Exercise description: Images excepted, the data below must be repeated exactly.

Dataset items
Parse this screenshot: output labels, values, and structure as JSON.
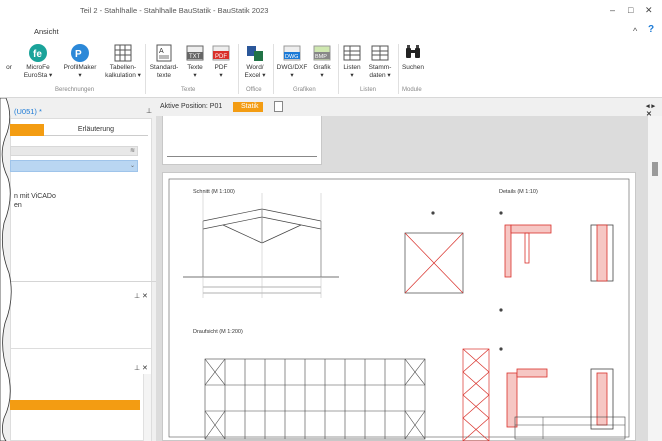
{
  "window": {
    "title": "Teil 2 - Stahlhalle - Stahlhalle BauStatik - BauStatik 2023",
    "controls": [
      "–",
      "□",
      "✕"
    ]
  },
  "menu": {
    "tab": "Ansicht",
    "right_icons": [
      "^",
      "?"
    ]
  },
  "ribbon": {
    "groups": [
      {
        "label": "Berechnungen",
        "items": [
          {
            "label": "or",
            "icon": "partial-icon"
          },
          {
            "label": "MicroFe\nEuroSta ▾",
            "icon": "microfe-icon",
            "color": "#1aa39a"
          },
          {
            "label": "ProfilMaker\n▾",
            "icon": "profilmaker-icon",
            "color": "#2b88d8"
          },
          {
            "label": "Tabellen-\nkalkulation ▾",
            "icon": "table-icon"
          }
        ]
      },
      {
        "label": "Texte",
        "items": [
          {
            "label": "Standard-\ntexte",
            "icon": "standard-text-icon"
          },
          {
            "label": "Texte\n▾",
            "icon": "txt-icon"
          },
          {
            "label": "PDF\n▾",
            "icon": "pdf-icon",
            "color": "#d9302a"
          }
        ]
      },
      {
        "label": "Office",
        "items": [
          {
            "label": "Word/\nExcel ▾",
            "icon": "word-excel-icon"
          }
        ]
      },
      {
        "label": "Grafiken",
        "items": [
          {
            "label": "DWG/DXF\n▾",
            "icon": "dwg-icon"
          },
          {
            "label": "Grafik\n▾",
            "icon": "bmp-icon"
          }
        ]
      },
      {
        "label": "Listen",
        "items": [
          {
            "label": "Listen\n▾",
            "icon": "list-icon"
          },
          {
            "label": "Stamm-\ndaten ▾",
            "icon": "master-data-icon"
          }
        ]
      },
      {
        "label": "Module",
        "items": [
          {
            "label": "Suchen",
            "icon": "binoculars-icon"
          }
        ]
      }
    ]
  },
  "left_panel": {
    "title": "(U051) *",
    "tab_active": "",
    "tab_other": "Erläuterung",
    "text_line1": "n mit ViCADo",
    "text_line2": "en"
  },
  "doc_tabs": {
    "position": "Aktive Position: P01",
    "active": "Statik",
    "nav": "◂ ▸ ✕"
  },
  "drawing": {
    "schnitt": "Schnitt (M 1:100)",
    "details": "Details (M 1:10)",
    "draufsicht": "Draufsicht (M 1:200)"
  },
  "colors": {
    "accent_orange": "#f39c12",
    "accent_blue": "#1c7ad6",
    "steel_red": "#d9302a"
  }
}
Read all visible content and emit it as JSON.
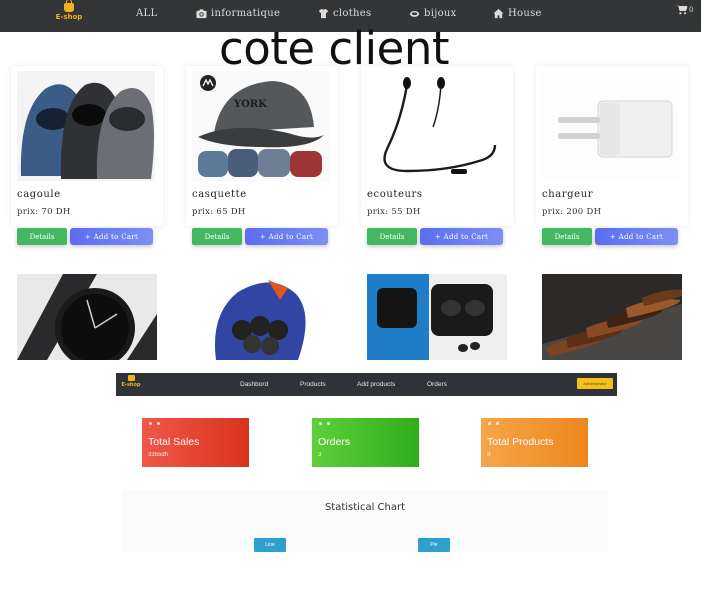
{
  "shop": {
    "logo": "E-shop",
    "nav": [
      {
        "label": "ALL",
        "icon": "none"
      },
      {
        "label": "informatique",
        "icon": "camera-icon"
      },
      {
        "label": "clothes",
        "icon": "tshirt-icon"
      },
      {
        "label": "bijoux",
        "icon": "ring-icon"
      },
      {
        "label": "House",
        "icon": "home-icon"
      }
    ],
    "cart_count": "0",
    "caption": "cote client",
    "details_label": "Details",
    "add_to_cart_label": "+ Add to Cart",
    "products": [
      {
        "name": "cagoule",
        "price": "prix: 70 DH"
      },
      {
        "name": "casquette",
        "price": "prix: 65 DH"
      },
      {
        "name": "ecouteurs",
        "price": "prix: 55 DH"
      },
      {
        "name": "chargeur",
        "price": "prix: 200 DH"
      }
    ],
    "second_row_images": [
      "watch",
      "motorcycle-glove",
      "wireless-earbuds",
      "leather-shoes"
    ]
  },
  "admin": {
    "logo": "E-shop",
    "links": [
      "Dashbord",
      "Products",
      "Add products",
      "Orders"
    ],
    "action_button": "Administrator",
    "stats": [
      {
        "label": "Total Sales",
        "value": "3355dh",
        "color_from": "#f0584a",
        "color_to": "#d9331b"
      },
      {
        "label": "Orders",
        "value": "3",
        "color_from": "#5fcf3a",
        "color_to": "#2fae1a"
      },
      {
        "label": "Total Products",
        "value": "8",
        "color_from": "#f5a64a",
        "color_to": "#ee861d"
      }
    ],
    "chart_title": "Statistical Chart",
    "chart_buttons": [
      "Line",
      "Pie"
    ]
  }
}
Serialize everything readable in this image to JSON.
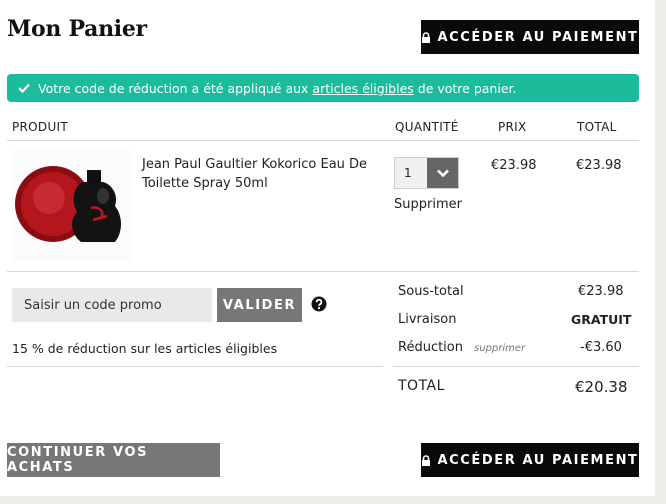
{
  "header": {
    "title": "Mon Panier",
    "checkout_label": "ACCÉDER AU PAIEMENT"
  },
  "notice": {
    "before": "Votre code de réduction a été appliqué aux ",
    "link": "articles éligibles",
    "after": " de votre panier.",
    "color": "#1abc9c"
  },
  "table": {
    "columns": [
      "PRODUIT",
      "QUANTITÉ",
      "PRIX",
      "TOTAL"
    ],
    "item": {
      "name": "Jean Paul Gaultier Kokorico Eau De Toilette Spray 50ml",
      "quantity": "1",
      "remove_label": "Supprimer",
      "price": "€23.98",
      "total": "€23.98",
      "image_icon": "perfume-bottle-icon"
    }
  },
  "promo": {
    "placeholder": "Saisir un code promo",
    "submit_label": "VALIDER",
    "note": "15 % de réduction sur les articles éligibles"
  },
  "summary": {
    "subtotal_label": "Sous-total",
    "subtotal_value": "€23.98",
    "shipping_label": "Livraison",
    "shipping_value": "GRATUIT",
    "discount_label": "Réduction",
    "discount_remove": "supprimer",
    "discount_value": "-€3.60",
    "total_label": "TOTAL",
    "total_value": "€20.38"
  },
  "footer": {
    "continue_label": "CONTINUER VOS ACHATS",
    "checkout_label": "ACCÉDER AU PAIEMENT"
  }
}
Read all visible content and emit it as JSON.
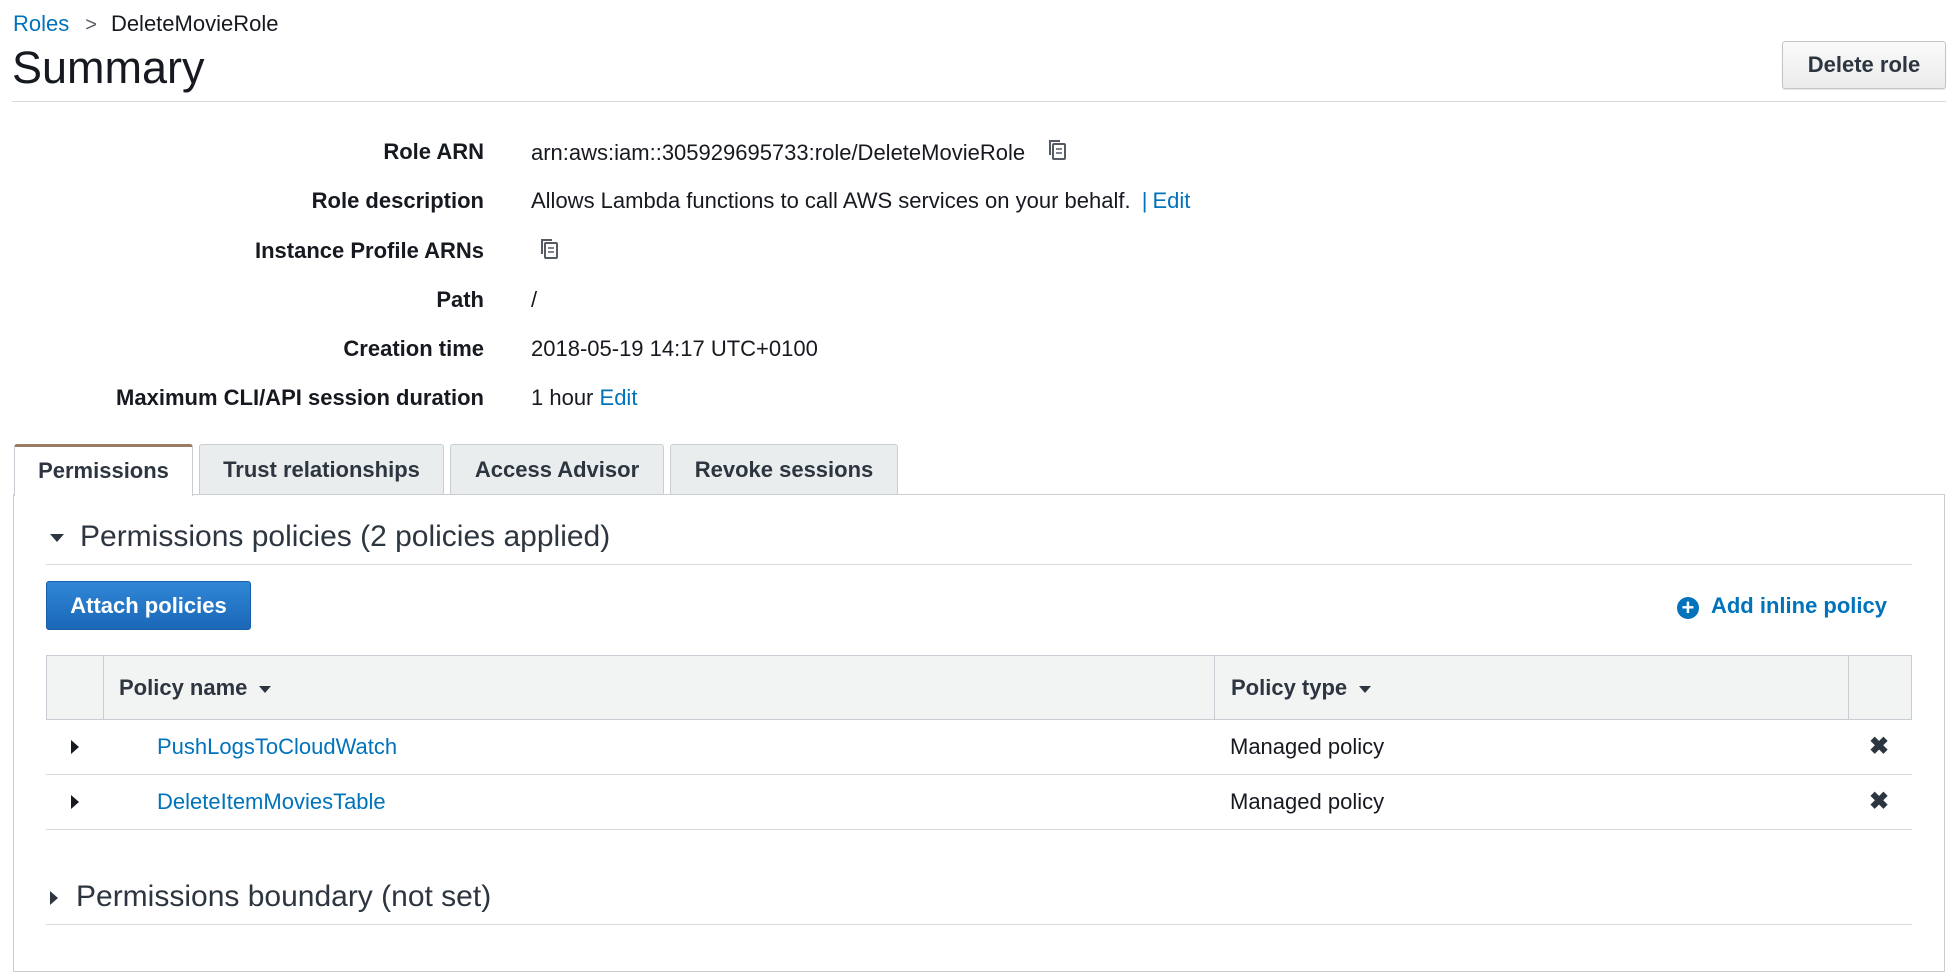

Completed task:
Parse this screenshot: output labels, values, and structure as JSON.
{
  "window": {
    "title": "Teil 2 - Stahlhalle - Stahlhalle BauStatik - BauStatik 2023",
    "controls": [
      "–",
      "□",
      "✕"
    ]
  },
  "menu": {
    "tab": "Ansicht",
    "right_icons": [
      "^",
      "?"
    ]
  },
  "ribbon": {
    "groups": [
      {
        "label": "Berechnungen",
        "items": [
          {
            "label": "or",
            "icon": "partial-icon"
          },
          {
            "label": "MicroFe\nEuroSta ▾",
            "icon": "microfe-icon",
            "color": "#1aa39a"
          },
          {
            "label": "ProfilMaker\n▾",
            "icon": "profilmaker-icon",
            "color": "#2b88d8"
          },
          {
            "label": "Tabellen-\nkalkulation ▾",
            "icon": "table-icon"
          }
        ]
      },
      {
        "label": "Texte",
        "items": [
          {
            "label": "Standard-\ntexte",
            "icon": "standard-text-icon"
          },
          {
            "label": "Texte\n▾",
            "icon": "txt-icon"
          },
          {
            "label": "PDF\n▾",
            "icon": "pdf-icon",
            "color": "#d9302a"
          }
        ]
      },
      {
        "label": "Office",
        "items": [
          {
            "label": "Word/\nExcel ▾",
            "icon": "word-excel-icon"
          }
        ]
      },
      {
        "label": "Grafiken",
        "items": [
          {
            "label": "DWG/DXF\n▾",
            "icon": "dwg-icon"
          },
          {
            "label": "Grafik\n▾",
            "icon": "bmp-icon"
          }
        ]
      },
      {
        "label": "Listen",
        "items": [
          {
            "label": "Listen\n▾",
            "icon": "list-icon"
          },
          {
            "label": "Stamm-\ndaten ▾",
            "icon": "master-data-icon"
          }
        ]
      },
      {
        "label": "Module",
        "items": [
          {
            "label": "Suchen",
            "icon": "binoculars-icon"
          }
        ]
      }
    ]
  },
  "left_panel": {
    "title": "(U051) *",
    "tab_active": "",
    "tab_other": "Erläuterung",
    "text_line1": "n mit ViCADo",
    "text_line2": "en"
  },
  "doc_tabs": {
    "position": "Aktive Position: P01",
    "active": "Statik",
    "nav": "◂ ▸ ✕"
  },
  "drawing": {
    "schnitt": "Schnitt (M 1:100)",
    "details": "Details (M 1:10)",
    "draufsicht": "Draufsicht (M 1:200)"
  },
  "colors": {
    "accent_orange": "#f39c12",
    "accent_blue": "#1c7ad6",
    "steel_red": "#d9302a"
  }
}
Read all visible content and emit it as JSON.
{
  "shop": {
    "logo": "E-shop",
    "nav": [
      {
        "label": "ALL",
        "icon": "none"
      },
      {
        "label": "informatique",
        "icon": "camera-icon"
      },
      {
        "label": "clothes",
        "icon": "tshirt-icon"
      },
      {
        "label": "bijoux",
        "icon": "ring-icon"
      },
      {
        "label": "House",
        "icon": "home-icon"
      }
    ],
    "cart_count": "0",
    "caption": "cote client",
    "details_label": "Details",
    "add_to_cart_label": "+ Add to Cart",
    "products": [
      {
        "name": "cagoule",
        "price": "prix: 70 DH"
      },
      {
        "name": "casquette",
        "price": "prix: 65 DH"
      },
      {
        "name": "ecouteurs",
        "price": "prix: 55 DH"
      },
      {
        "name": "chargeur",
        "price": "prix: 200 DH"
      }
    ],
    "second_row_images": [
      "watch",
      "motorcycle-glove",
      "wireless-earbuds",
      "leather-shoes"
    ]
  },
  "admin": {
    "logo": "E-shop",
    "links": [
      "Dashbord",
      "Products",
      "Add products",
      "Orders"
    ],
    "action_button": "Administrator",
    "stats": [
      {
        "label": "Total Sales",
        "value": "3355dh",
        "color_from": "#f0584a",
        "color_to": "#d9331b"
      },
      {
        "label": "Orders",
        "value": "3",
        "color_from": "#5fcf3a",
        "color_to": "#2fae1a"
      },
      {
        "label": "Total Products",
        "value": "8",
        "color_from": "#f5a64a",
        "color_to": "#ee861d"
      }
    ],
    "chart_title": "Statistical Chart",
    "chart_buttons": [
      "Line",
      "Pie"
    ]
  }
}
Serialize everything readable in this image to JSON.
{
  "header": {
    "title": "Mon Panier",
    "checkout_label": "ACCÉDER AU PAIEMENT"
  },
  "notice": {
    "before": "Votre code de réduction a été appliqué aux ",
    "link": "articles éligibles",
    "after": " de votre panier.",
    "color": "#1abc9c"
  },
  "table": {
    "columns": [
      "PRODUIT",
      "QUANTITÉ",
      "PRIX",
      "TOTAL"
    ],
    "item": {
      "name": "Jean Paul Gaultier Kokorico Eau De Toilette Spray 50ml",
      "quantity": "1",
      "remove_label": "Supprimer",
      "price": "€23.98",
      "total": "€23.98",
      "image_icon": "perfume-bottle-icon"
    }
  },
  "promo": {
    "placeholder": "Saisir un code promo",
    "submit_label": "VALIDER",
    "note": "15 % de réduction sur les articles éligibles"
  },
  "summary": {
    "subtotal_label": "Sous-total",
    "subtotal_value": "€23.98",
    "shipping_label": "Livraison",
    "shipping_value": "GRATUIT",
    "discount_label": "Réduction",
    "discount_remove": "supprimer",
    "discount_value": "-€3.60",
    "total_label": "TOTAL",
    "total_value": "€20.38"
  },
  "footer": {
    "continue_label": "CONTINUER VOS ACHATS",
    "checkout_label": "ACCÉDER AU PAIEMENT"
  }
}
Read all visible content and emit it as JSON.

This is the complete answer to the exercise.